From graffiti to gothic mythology, Rammellzee is remembered in New York
NEW YORK - Agence France-Presse
Nearly a decade after his death, a New York retrospective of the rapper, composer, graffiti artist, painter, sculptor and cosmic theorist Rammellzee hopes to reveal to the world his multifaceted, iconoclastic work.
While street art has worked its way into everyone’s living room, and a painting by Jean-Michel Basquiat can fetch more that $100 million, Rammellzee, although a key figure of 1980s New York, remains -- as Sotheby’s put it -- “perhaps the greatest street artist you’ve never heard of.”
Like many aspiring artists of his time, a teenage Rammellzee in 1970s Queens, New York, started out spraying on subway trains.
But as time passed, his letters transformed into abstract figures -- compositions that by the start of the 1980s could be found in galleries, even Rotterdam’s prestigious Boijmans Van Beuningen museum in 1983.
He also rapped -- and Basquiat produced -- his single “Beat Bop,” which would go on to be sampled by the Beastie Boys and Cypress Hill. Next, he made a stealthy cameo in Jim Jarmusch’s cult film “Stranger Than Paradise.”
But instead of being propelled to the same heights as Basquiat, Rammellzee changed course -- inventing the concept of gothic futurism, creating his own mythology based on a manifesto.

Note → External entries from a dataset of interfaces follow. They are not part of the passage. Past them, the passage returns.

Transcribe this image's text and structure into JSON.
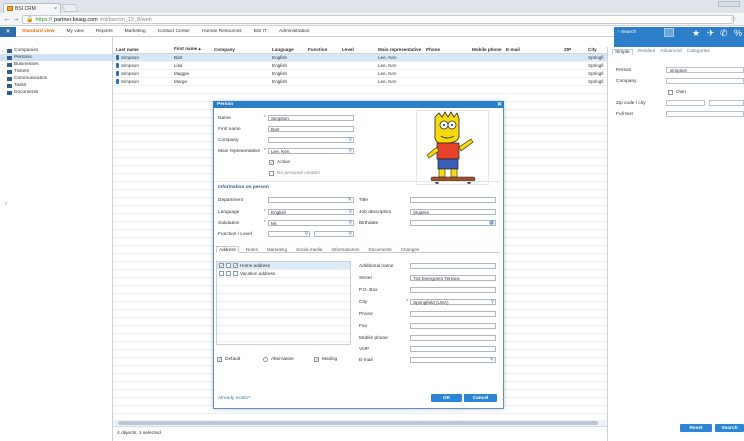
{
  "browser": {
    "tab_title": "BSI CRM",
    "url_scheme": "https://",
    "url_host": "partner.bsiag.com",
    "url_path": "/int/bsicrm_12_8/web"
  },
  "app": {
    "menu": [
      "Standard view",
      "My view",
      "Reports",
      "Marketing",
      "Contact Center",
      "Human Resources",
      "BSI IT",
      "Administration"
    ],
    "active_menu": "Standard view"
  },
  "sidebar": {
    "items": [
      {
        "label": "Companies"
      },
      {
        "label": "Persons"
      },
      {
        "label": "Businesses"
      },
      {
        "label": "Tickets"
      },
      {
        "label": "Communication"
      },
      {
        "label": "Tasks"
      },
      {
        "label": "Documents"
      }
    ]
  },
  "list": {
    "columns": [
      "Last name",
      "First name ▴",
      "Company",
      "Language",
      "Function",
      "Level",
      "Main representative",
      "Phone",
      "Mobile phone",
      "E-mail",
      "ZIP",
      "City"
    ],
    "rows": [
      [
        "Simpson",
        "Bart",
        "",
        "English",
        "",
        "",
        "Lee, Ken",
        "",
        "",
        "",
        "",
        "Springfi"
      ],
      [
        "Simpson",
        "Lisa",
        "",
        "English",
        "",
        "",
        "Lee, Ken",
        "",
        "",
        "",
        "",
        "Springfi"
      ],
      [
        "Simpson",
        "Maggie",
        "",
        "English",
        "",
        "",
        "Lee, Ken",
        "",
        "",
        "",
        "",
        "Springfi"
      ],
      [
        "Simpson",
        "Marge",
        "",
        "English",
        "",
        "",
        "Lee, Ken",
        "",
        "",
        "",
        "",
        "Springfi"
      ]
    ],
    "status": "4 objects, 1 selected"
  },
  "search": {
    "title": "Search",
    "tabs": [
      "Simple",
      "Detailed",
      "Advanced",
      "Categories"
    ],
    "labels": {
      "person": "Person",
      "company": "Company",
      "own": "Own",
      "zip_city": "Zip code / city",
      "fulltext": "Full text"
    },
    "person_value": "simpson",
    "reset_label": "Reset",
    "search_label": "Search"
  },
  "dialog": {
    "title": "Person",
    "fields": {
      "name_label": "Name",
      "name_value": "Simpson",
      "firstname_label": "First name",
      "firstname_value": "Bart",
      "company_label": "Company",
      "company_value": "",
      "mainrep_label": "Main representative",
      "mainrep_value": "Lee, Ken",
      "active_label": "Active",
      "nopersonal_label": "No personal contact"
    },
    "info_section": "Information on person",
    "info": {
      "department_label": "Department",
      "title_label": "Title",
      "language_label": "Language",
      "language_value": "English",
      "jobdesc_label": "Job description",
      "jobdesc_value": "Student",
      "salutation_label": "Salutation",
      "salutation_value": "Mr.",
      "birthdate_label": "Birthdate",
      "function_label": "Function / Level"
    },
    "tabs": [
      "Address",
      "Notes",
      "Marketing",
      "Social media",
      "Informationen",
      "Documents",
      "Changes"
    ],
    "addresses": [
      {
        "label": "Home address"
      },
      {
        "label": "Vacation address"
      }
    ],
    "addr": {
      "addname_label": "Additional name",
      "street_label": "Street",
      "street_value": "742 Evergreen Terrace",
      "pobox_label": "P.O. Box",
      "city_label": "City",
      "city_value": "Springfield (USA)",
      "phone_label": "Phone",
      "fax_label": "Fax",
      "mobile_label": "Mobile phone",
      "voip_label": "VoIP",
      "email_label": "E-mail"
    },
    "checks": {
      "default_label": "Default",
      "alternative_label": "Alternative",
      "mailing_label": "Mailing"
    },
    "exists_link": "Already exists?",
    "ok_label": "OK",
    "cancel_label": "Cancel"
  },
  "colors": {
    "accent": "#2d7ec8",
    "active_menu": "#e66a00",
    "selection": "#d6e7f7"
  }
}
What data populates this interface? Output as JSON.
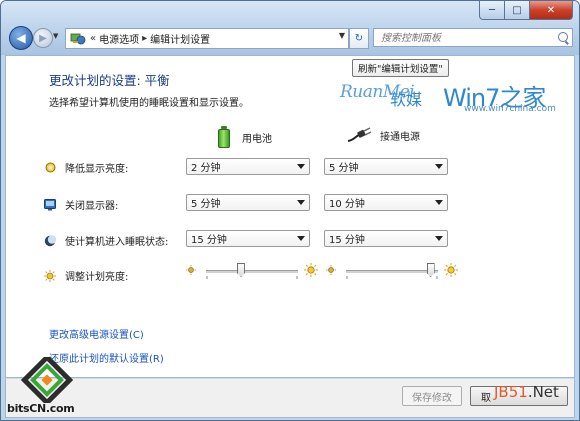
{
  "window": {
    "caption": {
      "minimize": "─",
      "maximize": "□",
      "close": "✕"
    }
  },
  "nav": {
    "back_glyph": "◀",
    "forward_glyph": "▶",
    "breadcrumb_prefix": "«",
    "breadcrumb": [
      "电源选项",
      "编辑计划设置"
    ],
    "breadcrumb_sep": "▸",
    "refresh_glyph": "↻",
    "search_placeholder": "搜索控制面板"
  },
  "tooltip": "刷新\"编辑计划设置\"",
  "main": {
    "title": "更改计划的设置: 平衡",
    "subtitle": "选择希望计算机使用的睡眠设置和显示设置。"
  },
  "watermark": {
    "ruanmei": "RuanMei",
    "ruanmei_cn": "软媒",
    "win7": "Win7之家",
    "url": "www.win7china.com"
  },
  "columns": {
    "battery": "用电池",
    "plugged": "接通电源"
  },
  "settings": [
    {
      "label": "降低显示亮度:",
      "battery": "2 分钟",
      "plugged": "5 分钟",
      "icon": "dim-display-icon"
    },
    {
      "label": "关闭显示器:",
      "battery": "5 分钟",
      "plugged": "10 分钟",
      "icon": "monitor-icon"
    },
    {
      "label": "使计算机进入睡眠状态:",
      "battery": "15 分钟",
      "plugged": "15 分钟",
      "icon": "moon-icon"
    }
  ],
  "brightness": {
    "label": "调整计划亮度:",
    "battery_level": 0.38,
    "plugged_level": 0.92
  },
  "links": {
    "advanced": "更改高级电源设置(C)",
    "restore": "还原此计划的默认设置(R)"
  },
  "footer": {
    "save": "保存修改",
    "cancel": "取",
    "jb51_a": "JB51",
    "jb51_b": ".Net"
  },
  "bitscn": {
    "text": "bitsCN.com"
  }
}
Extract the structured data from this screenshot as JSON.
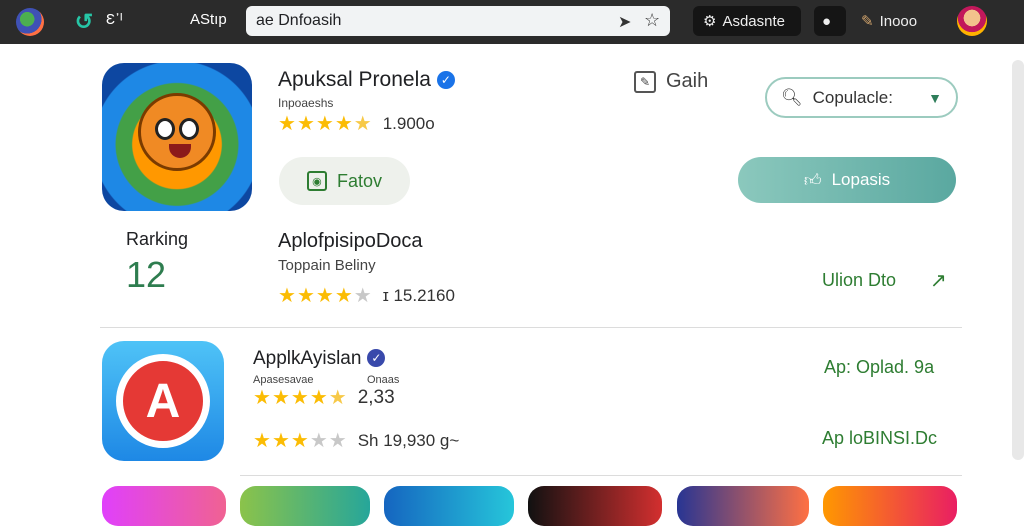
{
  "topbar": {
    "back_label": "ᴇ",
    "app_label": "Ɛ᾿ᴵ",
    "store_label": "AStıp",
    "search_value": "ae Dnfoasih",
    "account_label": "Asdasnte",
    "user_label": "Inooo"
  },
  "app1": {
    "title": "Apuksal Pronela",
    "developer": "Inpoaeshs",
    "rating": "1.900o",
    "stars": 4.5,
    "gaih_label": "Gaih",
    "dropdown_label": "Copulacle:",
    "action_label": "Fatov",
    "install_label": "Lopasis"
  },
  "ranking": {
    "label": "Rarking",
    "value": "12"
  },
  "app2": {
    "title": "AplofpisipoDoca",
    "subtitle": "Toppain Beliny",
    "rating": "ɪ 15.2160",
    "stars": 4,
    "link_label": "Ulion Dto",
    "link_icon": "trend-arrow-icon"
  },
  "app3": {
    "title": "ApplkAyislan",
    "developer_left": "Apasesavae",
    "developer_right": "Onaas",
    "rating": "2,33",
    "stars": 4.5,
    "rating2": "Ѕh 19,930 g~",
    "stars2": 3,
    "link1": "Ap: Oplad. 9a",
    "link2": "Ap loBINSI.Dc"
  },
  "colors": {
    "accent_green": "#2e7d32",
    "teal_button": "#5aa8a0",
    "star_yellow": "#fbbc04",
    "verified_blue": "#1a73e8"
  }
}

In his Tribeca studio, he materialized his creation in the form of the “Letter Racers” -- huge letters on skateboards that symbolize the possibility of free language as an emancipation tool.
He also made the “Garbage Gods,” figurines made of recyclables -- half the “Recyclers,” and half the “Trashers.”

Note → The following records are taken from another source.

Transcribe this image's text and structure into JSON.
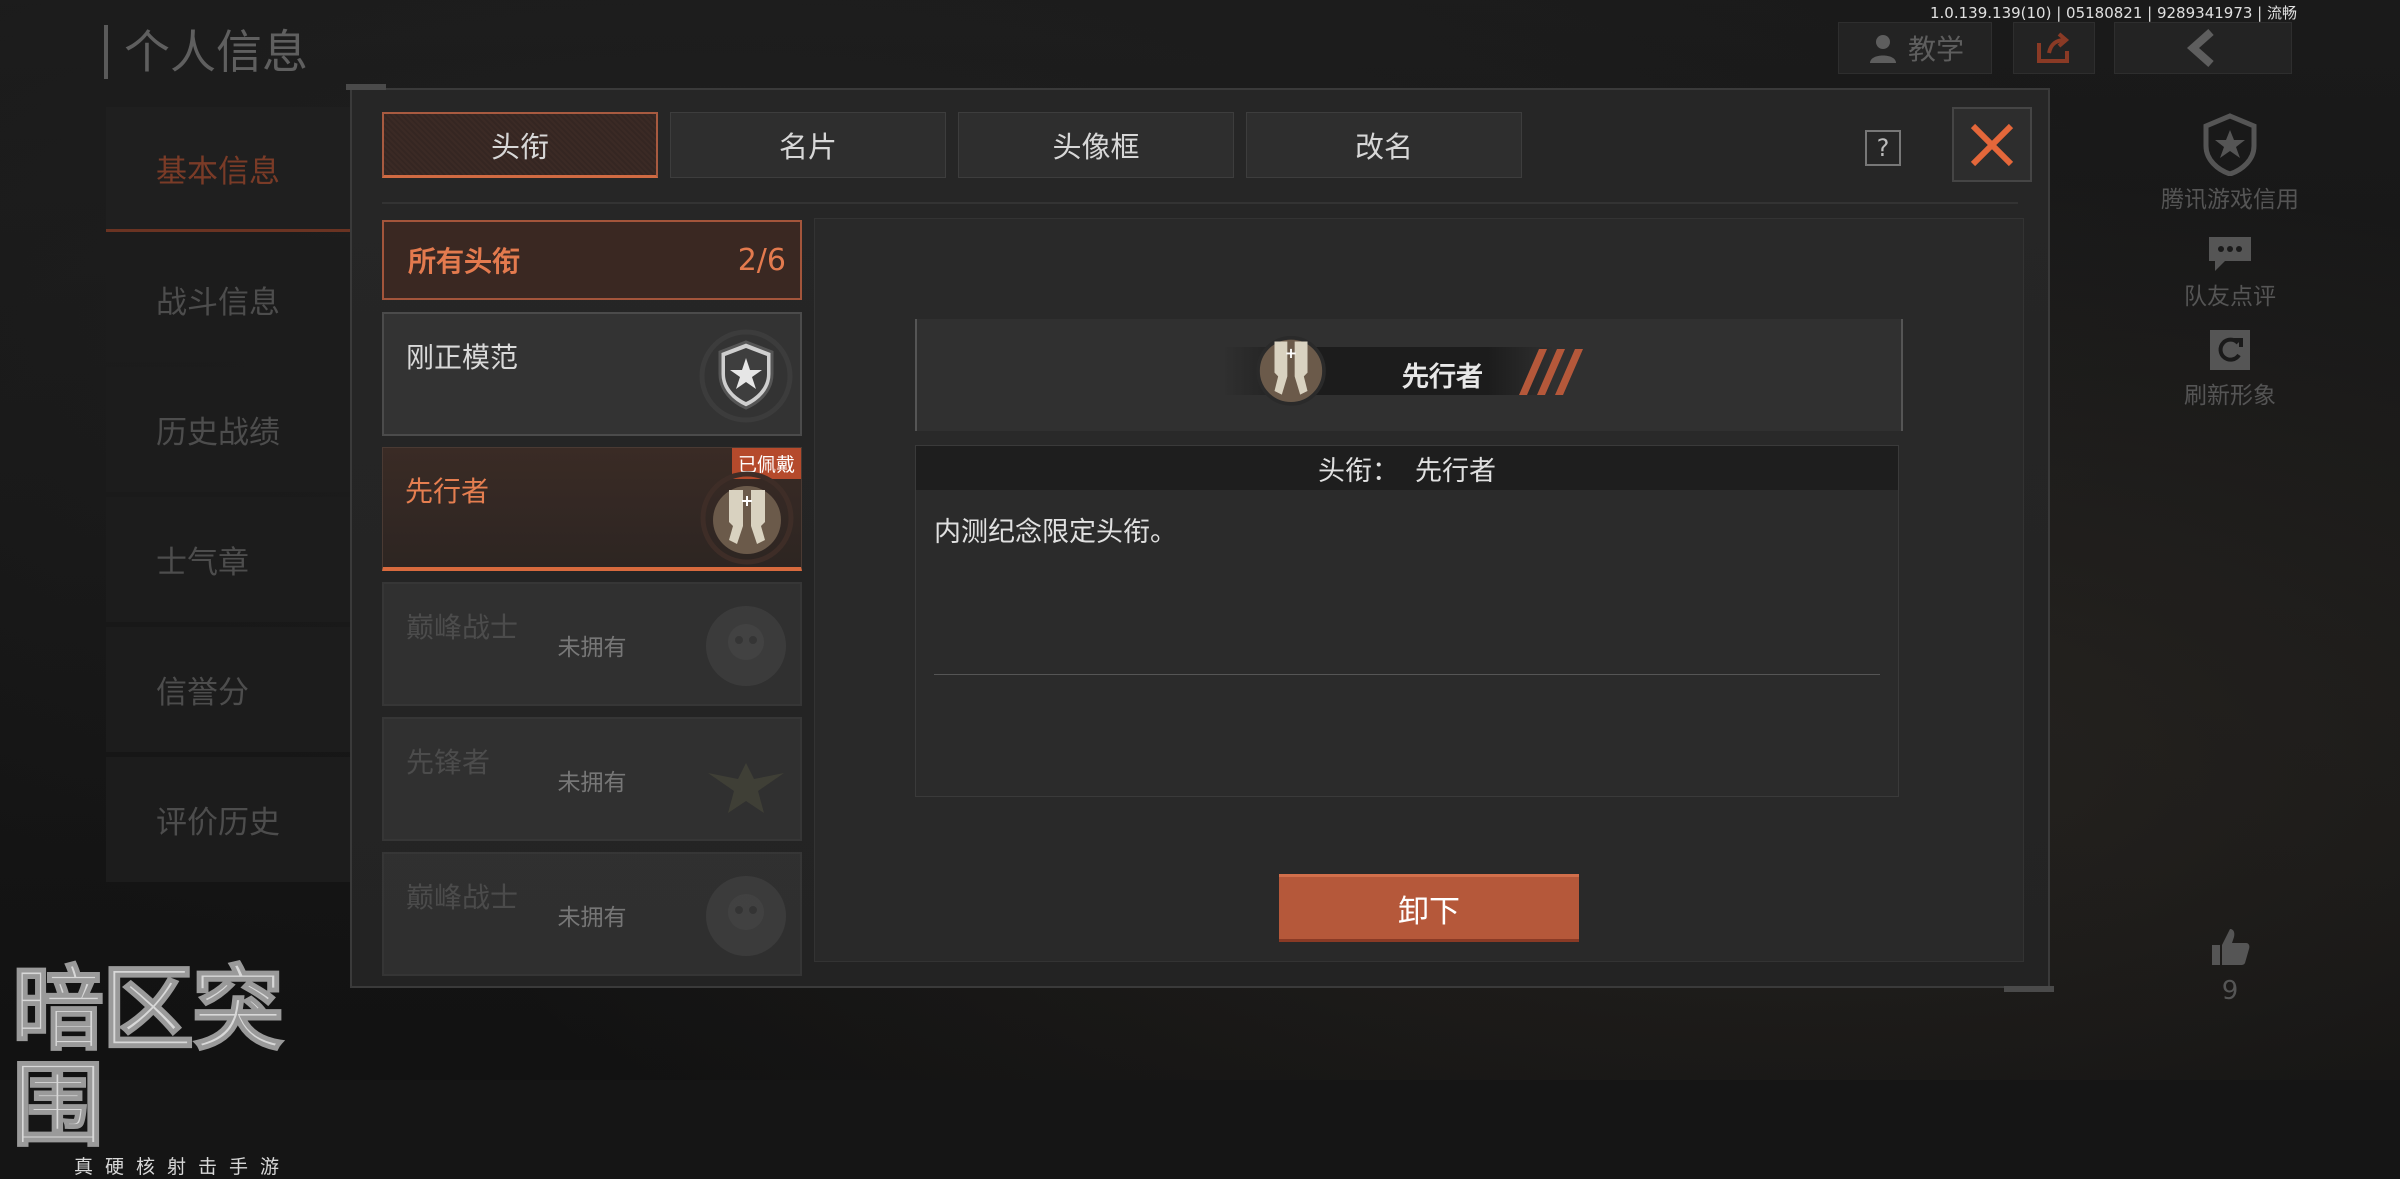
{
  "version_info": "1.0.139.139(10) | 05180821 | 9289341973 | 流畅",
  "page_title": "个人信息",
  "top_buttons": {
    "tutorial": "教学"
  },
  "left_nav": [
    "基本信息",
    "战斗信息",
    "历史战绩",
    "士气章",
    "信誉分",
    "评价历史"
  ],
  "side_buttons": {
    "credit": "腾讯游戏信用",
    "teammate_review": "队友点评",
    "refresh": "刷新形象"
  },
  "likes": "9",
  "logo": {
    "title": "暗区突围",
    "subtitle": "真硬核射击手游"
  },
  "dialog": {
    "tabs": [
      "头衔",
      "名片",
      "头像框",
      "改名"
    ],
    "help": "?",
    "list_header": {
      "label": "所有头衔",
      "count": "2/6"
    },
    "titles": [
      {
        "name": "刚正模范",
        "status": "owned",
        "icon": "shield-star-badge-icon"
      },
      {
        "name": "先行者",
        "status": "equipped",
        "tag": "已佩戴",
        "icon": "crossed-pistols-badge-icon"
      },
      {
        "name": "巅峰战士",
        "status": "locked",
        "lock_text": "未拥有",
        "icon": "skull-badge-icon"
      },
      {
        "name": "先锋者",
        "status": "locked",
        "lock_text": "未拥有",
        "icon": "winged-star-badge-icon"
      },
      {
        "name": "巅峰战士",
        "status": "locked",
        "lock_text": "未拥有",
        "icon": "skull-badge-icon"
      }
    ],
    "detail": {
      "preview_name": "先行者",
      "title_label": "头衔：",
      "title_value": "先行者",
      "description": "内测纪念限定头衔。",
      "action_button": "卸下"
    }
  },
  "colors": {
    "accent": "#d86a3e",
    "button": "#b5583a"
  }
}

From the 1990s, Rammellzee would appear in public disguised in futuristic warrior get-up. Until his death from heart disease at 49, he remained in this imaginary world, current trends far from his mind.
“Our biggest challenge was how to find a way to take such a multi-faceted artist, character, myth and try to create a narrative arch that could convey his intentions,” explained Max Wolf of Red Bull Arts New York, which is hosting the retrospective until August 26.

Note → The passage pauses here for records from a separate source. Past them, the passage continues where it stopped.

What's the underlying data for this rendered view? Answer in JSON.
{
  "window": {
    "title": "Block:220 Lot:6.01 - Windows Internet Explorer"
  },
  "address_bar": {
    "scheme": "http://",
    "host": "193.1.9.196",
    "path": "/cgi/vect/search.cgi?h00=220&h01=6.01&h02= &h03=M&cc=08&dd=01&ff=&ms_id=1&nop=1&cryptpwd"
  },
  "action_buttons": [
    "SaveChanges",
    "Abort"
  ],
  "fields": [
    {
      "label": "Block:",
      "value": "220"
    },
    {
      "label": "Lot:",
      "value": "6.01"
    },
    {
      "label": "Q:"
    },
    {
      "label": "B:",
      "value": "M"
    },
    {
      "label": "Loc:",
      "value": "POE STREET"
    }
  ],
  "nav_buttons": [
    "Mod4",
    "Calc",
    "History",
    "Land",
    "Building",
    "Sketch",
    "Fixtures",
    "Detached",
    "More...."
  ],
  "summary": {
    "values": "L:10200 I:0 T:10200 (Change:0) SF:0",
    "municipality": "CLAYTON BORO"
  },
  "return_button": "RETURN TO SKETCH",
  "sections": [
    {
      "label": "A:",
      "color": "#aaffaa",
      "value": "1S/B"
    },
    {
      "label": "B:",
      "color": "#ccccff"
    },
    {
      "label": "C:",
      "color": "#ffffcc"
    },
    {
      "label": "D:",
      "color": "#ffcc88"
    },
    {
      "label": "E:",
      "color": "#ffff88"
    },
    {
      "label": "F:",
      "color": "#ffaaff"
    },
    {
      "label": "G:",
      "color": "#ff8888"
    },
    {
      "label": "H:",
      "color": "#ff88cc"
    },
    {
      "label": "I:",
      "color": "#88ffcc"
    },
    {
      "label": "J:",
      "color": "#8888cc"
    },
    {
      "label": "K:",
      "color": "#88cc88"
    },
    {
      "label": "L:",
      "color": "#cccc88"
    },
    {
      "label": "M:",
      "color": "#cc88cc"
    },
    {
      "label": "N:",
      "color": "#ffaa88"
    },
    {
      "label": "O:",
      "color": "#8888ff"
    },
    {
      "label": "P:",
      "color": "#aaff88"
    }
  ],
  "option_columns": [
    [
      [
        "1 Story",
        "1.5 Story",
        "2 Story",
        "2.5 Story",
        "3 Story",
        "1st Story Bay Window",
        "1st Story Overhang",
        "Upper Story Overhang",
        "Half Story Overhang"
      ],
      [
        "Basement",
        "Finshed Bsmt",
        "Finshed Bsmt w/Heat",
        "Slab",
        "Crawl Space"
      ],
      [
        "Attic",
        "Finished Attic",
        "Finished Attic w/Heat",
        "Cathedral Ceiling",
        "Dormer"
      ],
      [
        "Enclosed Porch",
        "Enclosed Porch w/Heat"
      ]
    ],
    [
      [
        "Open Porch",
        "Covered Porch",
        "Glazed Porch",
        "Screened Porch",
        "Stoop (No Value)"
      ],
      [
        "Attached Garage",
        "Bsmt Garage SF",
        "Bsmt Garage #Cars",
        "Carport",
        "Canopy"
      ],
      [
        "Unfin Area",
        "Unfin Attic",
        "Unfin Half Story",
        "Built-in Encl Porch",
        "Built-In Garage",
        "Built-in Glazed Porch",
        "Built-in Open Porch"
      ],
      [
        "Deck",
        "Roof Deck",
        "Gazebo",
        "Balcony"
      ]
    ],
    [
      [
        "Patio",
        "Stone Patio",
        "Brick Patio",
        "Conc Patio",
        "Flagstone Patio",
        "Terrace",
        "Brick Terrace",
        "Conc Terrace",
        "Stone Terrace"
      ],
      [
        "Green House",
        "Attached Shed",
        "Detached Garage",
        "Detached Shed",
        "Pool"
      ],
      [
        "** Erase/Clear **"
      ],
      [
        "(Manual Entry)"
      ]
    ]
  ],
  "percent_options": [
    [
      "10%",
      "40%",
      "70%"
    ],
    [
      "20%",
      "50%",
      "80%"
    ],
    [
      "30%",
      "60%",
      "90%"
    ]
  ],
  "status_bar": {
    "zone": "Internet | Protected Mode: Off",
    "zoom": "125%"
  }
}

The pieces come from private collections and Rammellzee’s family.
“The U.S. doesn’t really know a lot of that work, that was created and put into collections in Europe and never seen again,” Wolf added.
“So it was important that we try to forage all that and present it here.”
“He had a purpose. He had a certain body of work that he had to complete, to complete this capsule of gothic futurism. He finished it and he passed away.”